Photographing STEVE was on my photo bucket list. Although I’ve seen the northern lights many times this was the first and only time, I’ve seen this rare astro-phenomena. It was bright at first then faded very quickly. I feel extremely fortunate to have squeezed off eight frames. This image of STEVE reflects my goal of capturing wildlife and wild lands few people see first-hand.
How I got the shot
Living in a rainforest that receives 13+ feet of rain a year and being at latitude 56 N, it’s difficult to capture images of the northern lights. I constantly monitor the local weather and the aurora forecast. If it’s a clear night and the KP index is three or higher, I venture out to see if can capture the northern lights. I’ve been going to this location to shoot the northern lights for over 15 years. This was the first and only time I’ve seen STEVE!
What I Used
I used my Nikon D610, with a tripod and remote release and my Nikkor 28-300mm lens at 28mm, 25 seconds, f/4, ISO 1600. I shot this image in RAW and used Adobe Lightroom Classic to process it. I choose a 16in x 9in crop to emphasize the height of my subject and awe of the moment.
I live in the southeastern Alaskan island town of Ketchikan, located in a temperate rainforest called the Tongass National Forest. I don’t earn a living with my photography, which I feel like is a general qualification of a professional artist, but I seek professional experiences, such as artist residencies and competitions like this one. I got my first DSLR in 2006 but began pursuing nature photography seriously in 2016 after being awarded an artist residency at Ernest Gruening State Historical park, near Juneau Alaska.
My given name is Naona, but everyone calls me Peaches, a nickname my father gave me as baby because he thought my fuzzy bald head looked like a peach! My passion for nature photography is rooted in my experience as a child growing up in the Alaska bush. My family lived completely off the grid in a cabin on a remote island only accessible by boat or sea plane. When you live in the wilderness, day-to-day living revolves around your ability to observe nature: the weather, the tides, and the seasons. While learning to read the landscape I formed a deep connection with the natural world. A connection which greatly influences my artistic practice and process today.

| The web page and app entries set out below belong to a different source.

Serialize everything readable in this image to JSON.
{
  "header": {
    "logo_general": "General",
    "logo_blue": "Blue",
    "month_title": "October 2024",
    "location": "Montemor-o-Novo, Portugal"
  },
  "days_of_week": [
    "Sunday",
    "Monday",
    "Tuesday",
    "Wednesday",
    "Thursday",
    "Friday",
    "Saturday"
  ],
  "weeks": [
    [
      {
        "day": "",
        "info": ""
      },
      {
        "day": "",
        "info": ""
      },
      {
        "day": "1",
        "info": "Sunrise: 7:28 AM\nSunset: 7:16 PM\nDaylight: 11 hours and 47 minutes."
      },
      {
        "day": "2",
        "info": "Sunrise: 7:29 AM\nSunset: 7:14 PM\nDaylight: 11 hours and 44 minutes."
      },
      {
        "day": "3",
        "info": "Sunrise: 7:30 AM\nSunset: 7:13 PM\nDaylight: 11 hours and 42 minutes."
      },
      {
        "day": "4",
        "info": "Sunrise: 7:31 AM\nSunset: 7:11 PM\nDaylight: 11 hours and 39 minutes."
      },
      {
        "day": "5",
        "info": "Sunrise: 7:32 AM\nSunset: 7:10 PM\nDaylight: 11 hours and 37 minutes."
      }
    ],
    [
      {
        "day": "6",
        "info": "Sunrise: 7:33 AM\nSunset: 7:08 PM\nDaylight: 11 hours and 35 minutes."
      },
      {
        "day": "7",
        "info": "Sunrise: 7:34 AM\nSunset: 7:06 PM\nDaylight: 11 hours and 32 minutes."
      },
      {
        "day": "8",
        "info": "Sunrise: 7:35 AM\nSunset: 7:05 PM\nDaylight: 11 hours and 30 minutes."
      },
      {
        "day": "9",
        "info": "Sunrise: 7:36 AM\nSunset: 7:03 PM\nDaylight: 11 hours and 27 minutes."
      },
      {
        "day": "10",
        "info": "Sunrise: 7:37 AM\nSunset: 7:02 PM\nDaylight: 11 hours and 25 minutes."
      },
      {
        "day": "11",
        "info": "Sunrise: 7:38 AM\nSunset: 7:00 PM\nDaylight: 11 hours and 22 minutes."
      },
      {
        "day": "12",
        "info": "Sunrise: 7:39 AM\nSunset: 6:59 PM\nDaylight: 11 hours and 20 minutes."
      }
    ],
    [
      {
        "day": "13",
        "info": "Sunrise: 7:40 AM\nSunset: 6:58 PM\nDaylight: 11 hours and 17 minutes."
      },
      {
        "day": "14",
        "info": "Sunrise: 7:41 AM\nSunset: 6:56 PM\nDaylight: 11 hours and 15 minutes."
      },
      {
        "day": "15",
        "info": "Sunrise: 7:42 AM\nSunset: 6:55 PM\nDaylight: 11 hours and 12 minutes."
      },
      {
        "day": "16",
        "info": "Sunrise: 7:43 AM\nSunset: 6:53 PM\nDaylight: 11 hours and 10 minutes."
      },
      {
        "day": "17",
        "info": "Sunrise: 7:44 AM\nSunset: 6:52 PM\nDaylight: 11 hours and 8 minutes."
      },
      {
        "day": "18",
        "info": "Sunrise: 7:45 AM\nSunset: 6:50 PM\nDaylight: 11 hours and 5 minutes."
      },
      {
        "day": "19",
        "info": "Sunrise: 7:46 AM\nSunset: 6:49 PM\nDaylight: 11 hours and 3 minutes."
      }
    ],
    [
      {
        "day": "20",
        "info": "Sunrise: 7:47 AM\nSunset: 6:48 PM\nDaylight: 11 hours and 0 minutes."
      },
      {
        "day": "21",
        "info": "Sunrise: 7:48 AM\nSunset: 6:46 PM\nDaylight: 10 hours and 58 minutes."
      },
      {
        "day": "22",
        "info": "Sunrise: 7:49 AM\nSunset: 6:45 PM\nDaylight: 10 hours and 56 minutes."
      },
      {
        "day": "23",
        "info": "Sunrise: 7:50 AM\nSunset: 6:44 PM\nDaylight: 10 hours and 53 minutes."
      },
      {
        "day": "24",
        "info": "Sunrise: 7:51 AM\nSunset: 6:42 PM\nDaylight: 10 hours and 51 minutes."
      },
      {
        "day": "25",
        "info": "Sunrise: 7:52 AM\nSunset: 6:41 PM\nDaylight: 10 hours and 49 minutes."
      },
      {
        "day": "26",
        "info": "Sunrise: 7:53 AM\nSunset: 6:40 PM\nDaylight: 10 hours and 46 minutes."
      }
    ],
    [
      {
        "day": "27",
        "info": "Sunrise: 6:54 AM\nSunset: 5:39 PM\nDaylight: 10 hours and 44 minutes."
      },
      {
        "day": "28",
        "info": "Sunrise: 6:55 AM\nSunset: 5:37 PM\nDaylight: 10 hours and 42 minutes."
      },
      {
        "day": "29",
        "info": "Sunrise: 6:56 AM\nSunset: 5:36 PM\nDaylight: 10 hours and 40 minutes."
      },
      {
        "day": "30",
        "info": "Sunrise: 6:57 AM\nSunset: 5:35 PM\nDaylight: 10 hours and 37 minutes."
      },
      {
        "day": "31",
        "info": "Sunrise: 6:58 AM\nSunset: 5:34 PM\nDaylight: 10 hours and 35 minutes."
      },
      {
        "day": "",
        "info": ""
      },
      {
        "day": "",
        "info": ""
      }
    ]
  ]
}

My photographic journey
As a child, I was fascinated by the surrounding scenery; from the cleansing smell of fresh rainfall, to an awe-inspiring sunset, to the wonder of rain splattering on calm ocean surface. My childhood admiration for beauty in the Alaskan wild developed into a nature-inspired artistic intuition. Being in nature immediately grounds me in the present. I see beautiful images everywhere and my creativity comes alive. Now, as an adult, when I witness these moments I’m inspired to create and share them as photographs.
NANPA and me
I joined NANPA in the fall of 2017. I made top 250 in the 2018 NANPA Showcase and Top 100 in the 2020 NANPA Showcase.